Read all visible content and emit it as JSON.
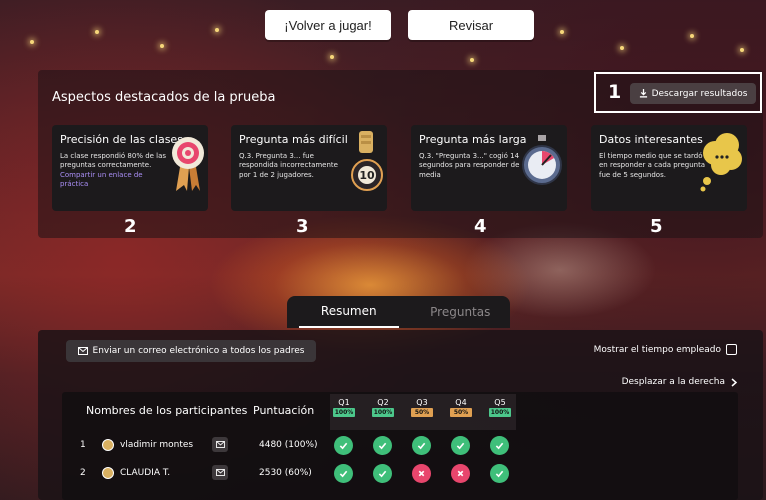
{
  "top_buttons": {
    "replay": "¡Volver a jugar!",
    "review": "Revisar"
  },
  "highlights": {
    "title": "Aspectos destacados de la prueba",
    "download_number": "1",
    "download_label": "Descargar resultados",
    "cards": [
      {
        "title": "Precisión de las clases",
        "description": "La clase respondió 80% de las preguntas correctamente.",
        "link": "Compartir un enlace de práctica",
        "number": "2",
        "icon": "target-medal-icon"
      },
      {
        "title": "Pregunta más difícil",
        "description": "Q.3. Pregunta 3... fue respondida incorrectamente por 1 de 2 jugadores.",
        "link": "",
        "number": "3",
        "icon": "hand-ball-10-icon"
      },
      {
        "title": "Pregunta más larga",
        "description": "Q.3. \"Pregunta 3...\" cogió 14 segundos para responder de media",
        "link": "",
        "number": "4",
        "icon": "stopwatch-icon"
      },
      {
        "title": "Datos interesantes",
        "description": "El tiempo medio que se tardó en responder a cada pregunta fue de 5 segundos.",
        "link": "",
        "number": "5",
        "icon": "thought-bubble-icon"
      }
    ]
  },
  "tabs": {
    "summary": "Resumen",
    "questions": "Preguntas"
  },
  "results": {
    "email_button": "Enviar un correo electrónico a todos los padres",
    "show_time_label": "Mostrar el tiempo empleado",
    "scroll_right": "Desplazar a la derecha",
    "columns": {
      "name": "Nombres de los participantes",
      "score": "Puntuación"
    },
    "questions": [
      {
        "label": "Q1",
        "pct": "100%",
        "status": "green"
      },
      {
        "label": "Q2",
        "pct": "100%",
        "status": "green"
      },
      {
        "label": "Q3",
        "pct": "50%",
        "status": "amber"
      },
      {
        "label": "Q4",
        "pct": "50%",
        "status": "amber"
      },
      {
        "label": "Q5",
        "pct": "100%",
        "status": "green"
      }
    ],
    "rows": [
      {
        "rank": "1",
        "name": "vladimir montes",
        "score": "4480 (100%)",
        "answers": [
          "correct",
          "correct",
          "correct",
          "correct",
          "correct"
        ]
      },
      {
        "rank": "2",
        "name": "CLAUDIA T.",
        "score": "2530 (60%)",
        "answers": [
          "correct",
          "correct",
          "wrong",
          "wrong",
          "correct"
        ]
      }
    ]
  },
  "colors": {
    "correct": "#3fbf7a",
    "wrong": "#e8466d",
    "link": "#a98ef5",
    "pct_green": "#4cc78b",
    "pct_amber": "#e0a052"
  }
}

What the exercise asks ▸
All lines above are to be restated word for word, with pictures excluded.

Answer for this exercise ▸
Read all visible content and emit it as JSON.
{
  "top_buttons": {
    "replay": "¡Volver a jugar!",
    "review": "Revisar"
  },
  "highlights": {
    "title": "Aspectos destacados de la prueba",
    "download_number": "1",
    "download_label": "Descargar resultados",
    "cards": [
      {
        "title": "Precisión de las clases",
        "description": "La clase respondió 80% de las preguntas correctamente.",
        "link": "Compartir un enlace de práctica",
        "number": "2",
        "icon": "target-medal-icon"
      },
      {
        "title": "Pregunta más difícil",
        "description": "Q.3. Pregunta 3... fue respondida incorrectamente por 1 de 2 jugadores.",
        "link": "",
        "number": "3",
        "icon": "hand-ball-10-icon"
      },
      {
        "title": "Pregunta más larga",
        "description": "Q.3. \"Pregunta 3...\" cogió 14 segundos para responder de media",
        "link": "",
        "number": "4",
        "icon": "stopwatch-icon"
      },
      {
        "title": "Datos interesantes",
        "description": "El tiempo medio que se tardó en responder a cada pregunta fue de 5 segundos.",
        "link": "",
        "number": "5",
        "icon": "thought-bubble-icon"
      }
    ]
  },
  "tabs": {
    "summary": "Resumen",
    "questions": "Preguntas"
  },
  "results": {
    "email_button": "Enviar un correo electrónico a todos los padres",
    "show_time_label": "Mostrar el tiempo empleado",
    "scroll_right": "Desplazar a la derecha",
    "columns": {
      "name": "Nombres de los participantes",
      "score": "Puntuación"
    },
    "questions": [
      {
        "label": "Q1",
        "pct": "100%",
        "status": "green"
      },
      {
        "label": "Q2",
        "pct": "100%",
        "status": "green"
      },
      {
        "label": "Q3",
        "pct": "50%",
        "status": "amber"
      },
      {
        "label": "Q4",
        "pct": "50%",
        "status": "amber"
      },
      {
        "label": "Q5",
        "pct": "100%",
        "status": "green"
      }
    ],
    "rows": [
      {
        "rank": "1",
        "name": "vladimir montes",
        "score": "4480 (100%)",
        "answers": [
          "correct",
          "correct",
          "correct",
          "correct",
          "correct"
        ]
      },
      {
        "rank": "2",
        "name": "CLAUDIA T.",
        "score": "2530 (60%)",
        "answers": [
          "correct",
          "correct",
          "wrong",
          "wrong",
          "correct"
        ]
      }
    ]
  },
  "colors": {
    "correct": "#3fbf7a",
    "wrong": "#e8466d",
    "link": "#a98ef5",
    "pct_green": "#4cc78b",
    "pct_amber": "#e0a052"
  }
}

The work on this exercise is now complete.